I love to be a GrandMa, a Grande-Mère. The triplets call me me "Nana", and look blankly when some of the village people speak of me as their "Oma" (and I am not amused - "Oma" makes me feel a hundred and two years old).
I only see advantages over being a parent (though I was an utterly adoring mother of One):
I feel that I can give unconditional love.
(I know that this should be always and everywhere so, but I confess: not always easy for me).
If you know the Moomin novels by Tove Jansson, (if not: hurry and buy a book - preferable "The Memoirs of Moomin Pappa" or "Tales from Moomin Valley", or "The Moomins and the Great Flood"))" - you also know the "Hemuls" - the ones that always try to better children, doing "educational games" with them, always watching out that the small orphan moomins hold their little tails in a 90 degree angle,... Hemuls paint the rooms of their strict Bauhaus houses in a "Pisi-brown" (Moomins love little turrets and many angles and curlicues) and play in the brass orchestra. Shudder.
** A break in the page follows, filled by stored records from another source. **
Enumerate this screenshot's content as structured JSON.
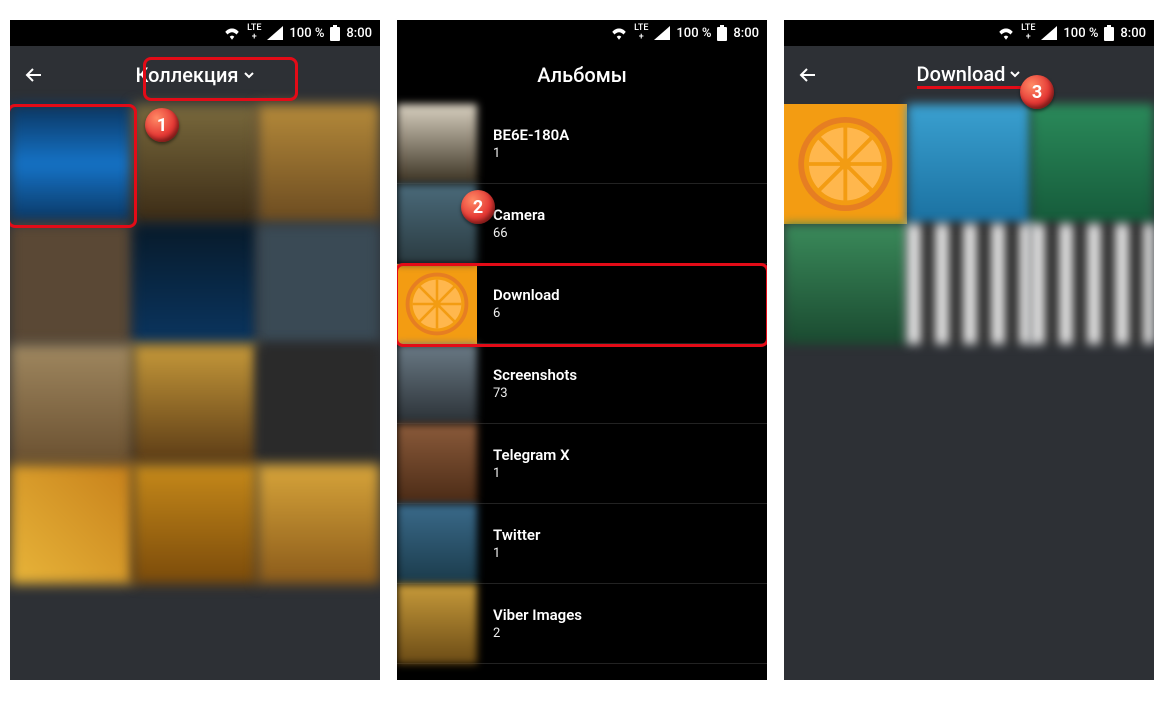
{
  "status": {
    "lte_top": "LTE",
    "lte_bot": "+",
    "battery_pct": "100 %",
    "time": "8:00"
  },
  "phone1": {
    "title": "Коллекция"
  },
  "phone2": {
    "title": "Альбомы",
    "albums": [
      {
        "name": "BE6E-180A",
        "count": "1"
      },
      {
        "name": "Camera",
        "count": "66"
      },
      {
        "name": "Download",
        "count": "6"
      },
      {
        "name": "Screenshots",
        "count": "73"
      },
      {
        "name": "Telegram X",
        "count": "1"
      },
      {
        "name": "Twitter",
        "count": "1"
      },
      {
        "name": "Viber Images",
        "count": "2"
      }
    ]
  },
  "phone3": {
    "title": "Download"
  },
  "callouts": {
    "n1": "1",
    "n2": "2",
    "n3": "3"
  }
}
I do not want to play "educational games". As a GrandMa I am allowed to be childish, giggly, forgiving and utterly adoring. And to smell good with a powdery rose perfume, wear bright colours (preferably pink) and say in the evening: "More fun tomorrow!"
Parents, even if inside they still are a poetical freedom-loving Mumrik, have to change a bit into the despised "Parkwächter" traffic wardens - parents have the heavy "Pflicht", duty, to educate their child (in our case three at once) to become happy social beings.
I want that too, of course - but although I obey every rule my son and DiL give, I am more lenient, and more relaxed.
And that is such a joy!